* **What you need to do**
Find every line below where the word "photo" occurs, then give how many you found and nothing else.

* **Provided entries**
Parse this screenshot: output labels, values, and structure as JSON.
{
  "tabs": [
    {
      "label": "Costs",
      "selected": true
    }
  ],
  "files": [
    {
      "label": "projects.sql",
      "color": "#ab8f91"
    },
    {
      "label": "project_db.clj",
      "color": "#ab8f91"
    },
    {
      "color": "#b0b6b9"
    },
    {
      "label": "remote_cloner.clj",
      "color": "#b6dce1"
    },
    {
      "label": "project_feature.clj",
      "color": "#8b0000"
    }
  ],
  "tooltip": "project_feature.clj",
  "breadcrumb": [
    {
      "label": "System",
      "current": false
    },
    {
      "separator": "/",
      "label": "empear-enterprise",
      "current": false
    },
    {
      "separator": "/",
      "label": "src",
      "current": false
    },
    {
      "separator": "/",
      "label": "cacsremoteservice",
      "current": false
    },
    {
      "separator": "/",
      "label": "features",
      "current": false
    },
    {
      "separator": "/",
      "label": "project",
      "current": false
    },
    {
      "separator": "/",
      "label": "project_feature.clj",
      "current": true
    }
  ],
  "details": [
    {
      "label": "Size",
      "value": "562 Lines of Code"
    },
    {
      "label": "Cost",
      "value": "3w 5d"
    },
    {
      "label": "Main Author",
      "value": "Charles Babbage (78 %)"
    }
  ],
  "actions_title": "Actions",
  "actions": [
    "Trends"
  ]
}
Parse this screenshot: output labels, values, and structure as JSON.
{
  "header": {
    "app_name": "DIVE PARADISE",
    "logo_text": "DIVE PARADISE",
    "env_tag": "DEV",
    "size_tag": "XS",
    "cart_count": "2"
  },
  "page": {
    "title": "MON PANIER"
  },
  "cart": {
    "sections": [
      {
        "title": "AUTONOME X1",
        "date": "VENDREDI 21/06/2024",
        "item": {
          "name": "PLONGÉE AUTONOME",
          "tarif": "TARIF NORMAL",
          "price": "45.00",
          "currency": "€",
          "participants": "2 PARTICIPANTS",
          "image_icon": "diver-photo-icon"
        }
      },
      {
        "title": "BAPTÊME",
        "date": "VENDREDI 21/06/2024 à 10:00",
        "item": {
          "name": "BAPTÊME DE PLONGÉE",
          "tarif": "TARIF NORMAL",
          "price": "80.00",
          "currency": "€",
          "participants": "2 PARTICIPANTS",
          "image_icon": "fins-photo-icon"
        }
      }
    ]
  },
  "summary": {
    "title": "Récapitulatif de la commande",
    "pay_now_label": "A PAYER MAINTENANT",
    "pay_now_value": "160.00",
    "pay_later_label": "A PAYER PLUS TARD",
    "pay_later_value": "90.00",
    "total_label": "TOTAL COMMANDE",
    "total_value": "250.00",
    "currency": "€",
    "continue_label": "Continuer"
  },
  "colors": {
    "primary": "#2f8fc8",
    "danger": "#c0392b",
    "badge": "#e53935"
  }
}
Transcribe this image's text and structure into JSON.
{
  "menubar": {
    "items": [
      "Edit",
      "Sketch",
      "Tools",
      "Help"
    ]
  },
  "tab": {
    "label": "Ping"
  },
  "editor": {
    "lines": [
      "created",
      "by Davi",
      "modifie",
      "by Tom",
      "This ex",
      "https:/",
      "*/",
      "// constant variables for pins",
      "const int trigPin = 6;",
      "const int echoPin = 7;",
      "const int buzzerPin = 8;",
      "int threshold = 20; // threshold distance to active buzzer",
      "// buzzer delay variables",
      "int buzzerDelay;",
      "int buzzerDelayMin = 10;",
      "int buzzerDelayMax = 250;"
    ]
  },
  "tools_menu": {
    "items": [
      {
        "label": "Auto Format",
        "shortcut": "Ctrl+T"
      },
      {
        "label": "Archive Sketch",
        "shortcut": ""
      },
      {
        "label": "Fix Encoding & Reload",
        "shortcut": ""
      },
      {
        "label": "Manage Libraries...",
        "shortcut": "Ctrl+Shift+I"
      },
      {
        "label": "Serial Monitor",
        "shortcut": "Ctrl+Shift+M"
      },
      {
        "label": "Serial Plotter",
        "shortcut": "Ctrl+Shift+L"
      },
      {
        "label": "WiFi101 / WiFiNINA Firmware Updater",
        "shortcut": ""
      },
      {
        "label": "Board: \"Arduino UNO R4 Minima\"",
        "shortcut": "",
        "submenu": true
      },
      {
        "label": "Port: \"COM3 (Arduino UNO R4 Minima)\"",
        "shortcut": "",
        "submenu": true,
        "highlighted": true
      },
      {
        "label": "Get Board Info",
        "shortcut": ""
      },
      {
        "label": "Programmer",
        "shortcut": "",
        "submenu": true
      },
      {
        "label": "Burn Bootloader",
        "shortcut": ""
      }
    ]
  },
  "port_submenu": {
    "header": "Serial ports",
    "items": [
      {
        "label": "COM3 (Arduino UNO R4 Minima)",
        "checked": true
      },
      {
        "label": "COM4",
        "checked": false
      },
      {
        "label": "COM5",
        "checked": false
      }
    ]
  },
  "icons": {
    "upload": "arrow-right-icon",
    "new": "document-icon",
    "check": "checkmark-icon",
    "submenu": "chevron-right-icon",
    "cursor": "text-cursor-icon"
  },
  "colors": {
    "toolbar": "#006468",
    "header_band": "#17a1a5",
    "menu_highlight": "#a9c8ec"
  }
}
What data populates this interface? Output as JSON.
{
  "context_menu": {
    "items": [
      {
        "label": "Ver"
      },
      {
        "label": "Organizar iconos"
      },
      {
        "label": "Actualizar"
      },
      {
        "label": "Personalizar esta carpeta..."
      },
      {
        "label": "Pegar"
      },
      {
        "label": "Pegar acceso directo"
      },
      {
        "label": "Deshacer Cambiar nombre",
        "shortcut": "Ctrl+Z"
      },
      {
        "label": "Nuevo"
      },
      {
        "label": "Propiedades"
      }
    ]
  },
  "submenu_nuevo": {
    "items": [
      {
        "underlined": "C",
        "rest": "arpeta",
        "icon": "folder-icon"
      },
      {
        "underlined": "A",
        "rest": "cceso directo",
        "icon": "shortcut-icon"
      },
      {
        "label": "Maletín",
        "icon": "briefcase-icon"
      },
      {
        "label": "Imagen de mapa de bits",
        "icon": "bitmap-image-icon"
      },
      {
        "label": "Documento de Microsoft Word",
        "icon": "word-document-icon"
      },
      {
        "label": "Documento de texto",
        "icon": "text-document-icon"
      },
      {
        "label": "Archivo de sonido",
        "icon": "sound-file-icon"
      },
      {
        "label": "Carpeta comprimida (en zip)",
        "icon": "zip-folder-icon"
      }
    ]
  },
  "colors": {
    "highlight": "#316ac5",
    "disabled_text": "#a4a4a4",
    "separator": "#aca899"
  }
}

* **Answer to this exercise**
2